A £3 billion industry saved

Yacht brokers faced ruin after new regulation -aimed at combating money laundering – prevented them opening client accounts. The regulation threatened a £3 billion a year industry.

The interpretation by the FCA (Financial Conduct Authority) regulations by the major banks in the UK could have left all yacht brokers fighting for their existence.

So the ABYA (the Association of Brokers & Yacht Agents) has been seeking clarification of the potentially fatal regulation that was excluding yacht brokers from being able to open such acounts.
Client accounts allow brokers to offer a secure third-party banking facility during a yacht purchase. They facilitate the transfer of funds between the buyer and seller only when the marine legal conveyancing is completed and is entirely separate from the broker’s trading account, protecting both parties should the broker become insolvent.
It’s a remarkably efficient way of keeping what can be a complicated and fraught transaction as straightforward and professional as possible.
“The problem first came to light in April this year when a new ABYA member applied to their HSBC branch to set up a ‘Client Account’ for their brokerage business,” explains Jane Gentry, Chief Executive Officer of ABYA.
“They were told that because of the new FCA regulations, none of the banks were allowed to create this kind of account, unless the business applying for it was accredited by the FCA.”
Having been refused, the applicant contacted ABYA to see if it could shed any light on the matter.

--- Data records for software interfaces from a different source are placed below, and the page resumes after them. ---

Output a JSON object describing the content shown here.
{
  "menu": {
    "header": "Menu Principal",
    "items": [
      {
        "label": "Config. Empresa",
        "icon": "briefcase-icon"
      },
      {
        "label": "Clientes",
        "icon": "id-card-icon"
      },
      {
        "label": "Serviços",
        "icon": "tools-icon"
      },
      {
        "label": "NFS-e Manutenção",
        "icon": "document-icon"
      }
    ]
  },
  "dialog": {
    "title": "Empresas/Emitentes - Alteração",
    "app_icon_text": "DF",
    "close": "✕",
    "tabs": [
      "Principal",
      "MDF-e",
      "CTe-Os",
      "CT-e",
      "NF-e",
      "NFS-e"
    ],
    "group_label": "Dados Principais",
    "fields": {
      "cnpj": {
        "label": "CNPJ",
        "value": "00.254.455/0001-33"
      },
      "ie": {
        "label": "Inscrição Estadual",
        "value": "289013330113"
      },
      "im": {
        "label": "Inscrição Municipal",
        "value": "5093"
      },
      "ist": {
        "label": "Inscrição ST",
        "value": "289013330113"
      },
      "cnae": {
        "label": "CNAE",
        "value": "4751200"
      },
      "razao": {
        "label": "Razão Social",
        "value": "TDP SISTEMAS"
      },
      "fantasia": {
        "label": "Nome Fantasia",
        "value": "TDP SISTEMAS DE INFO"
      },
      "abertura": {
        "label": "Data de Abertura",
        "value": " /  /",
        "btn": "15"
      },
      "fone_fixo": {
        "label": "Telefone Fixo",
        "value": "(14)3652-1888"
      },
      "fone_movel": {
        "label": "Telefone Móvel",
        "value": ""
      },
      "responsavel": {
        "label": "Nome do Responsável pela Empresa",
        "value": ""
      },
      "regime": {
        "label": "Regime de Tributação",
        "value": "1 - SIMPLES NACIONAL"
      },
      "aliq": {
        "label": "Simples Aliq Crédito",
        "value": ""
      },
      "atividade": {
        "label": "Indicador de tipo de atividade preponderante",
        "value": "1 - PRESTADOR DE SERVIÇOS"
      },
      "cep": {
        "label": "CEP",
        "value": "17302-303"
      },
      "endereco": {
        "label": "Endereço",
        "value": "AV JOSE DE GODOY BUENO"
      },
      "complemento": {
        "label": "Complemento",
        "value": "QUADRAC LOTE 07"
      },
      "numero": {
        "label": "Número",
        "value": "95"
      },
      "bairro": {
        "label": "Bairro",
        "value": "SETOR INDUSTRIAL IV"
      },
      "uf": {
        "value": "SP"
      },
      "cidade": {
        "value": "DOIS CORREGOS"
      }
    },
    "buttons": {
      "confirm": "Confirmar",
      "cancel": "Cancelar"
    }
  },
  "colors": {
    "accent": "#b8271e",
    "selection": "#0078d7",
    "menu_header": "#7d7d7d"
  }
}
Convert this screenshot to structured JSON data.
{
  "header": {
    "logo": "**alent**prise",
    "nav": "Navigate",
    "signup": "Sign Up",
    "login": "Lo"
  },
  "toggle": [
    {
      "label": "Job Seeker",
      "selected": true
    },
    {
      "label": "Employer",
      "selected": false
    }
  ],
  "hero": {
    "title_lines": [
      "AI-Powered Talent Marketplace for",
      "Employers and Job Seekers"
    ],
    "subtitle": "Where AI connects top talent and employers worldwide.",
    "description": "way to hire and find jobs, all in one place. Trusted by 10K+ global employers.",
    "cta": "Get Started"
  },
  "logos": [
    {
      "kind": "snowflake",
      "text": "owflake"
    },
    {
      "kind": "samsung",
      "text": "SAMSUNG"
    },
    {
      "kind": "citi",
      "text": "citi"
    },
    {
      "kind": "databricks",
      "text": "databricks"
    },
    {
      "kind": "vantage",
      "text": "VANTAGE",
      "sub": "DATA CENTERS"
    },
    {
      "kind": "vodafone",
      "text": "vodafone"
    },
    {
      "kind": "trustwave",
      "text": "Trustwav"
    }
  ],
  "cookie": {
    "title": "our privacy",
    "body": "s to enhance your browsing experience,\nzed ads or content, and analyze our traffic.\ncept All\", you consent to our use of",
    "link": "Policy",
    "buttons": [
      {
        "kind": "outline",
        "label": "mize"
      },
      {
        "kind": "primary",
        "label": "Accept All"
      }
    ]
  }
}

It appears that, following some less than scrupulous dealings in the USA, similar accounts had been used illegally to launder money, and the banks involved received heavy fines from the regulatory authorities. In reaction to these fines, all the big banks initiated a clamp-down on creating Client Accounts, unless the customer was another bank or financial institution.
“This blanket interpretation of the FCA regulations by the banks would have had dire consequences,” says Jane Gentry. “These accounts are essential for yacht brokers, and an integral part of the marine industry that is worth around £3 billion to the UK economy each year, according to BMF statistics.”
The issue also extended to brokers repaying marine mortgages. In both instances, the FCA has agreed that, despite the confusion, yacht brokers do not need to be FCA accredited to do so.
“We took our members’ concerns to the FCA and we have secured a ruling on the matter that will be a huge relief to every yacht broker in the business,” concluded Gentry. “This is a great result and is testament to the skills and dedication that ABYA can deliver behind-the-scenes for its members.”
A full transcript of the ruling from the FCA and an information pack that will help brokers set up these accounts if they ever encounter these problems with their own bank is available from the members’ area of the ABYA website.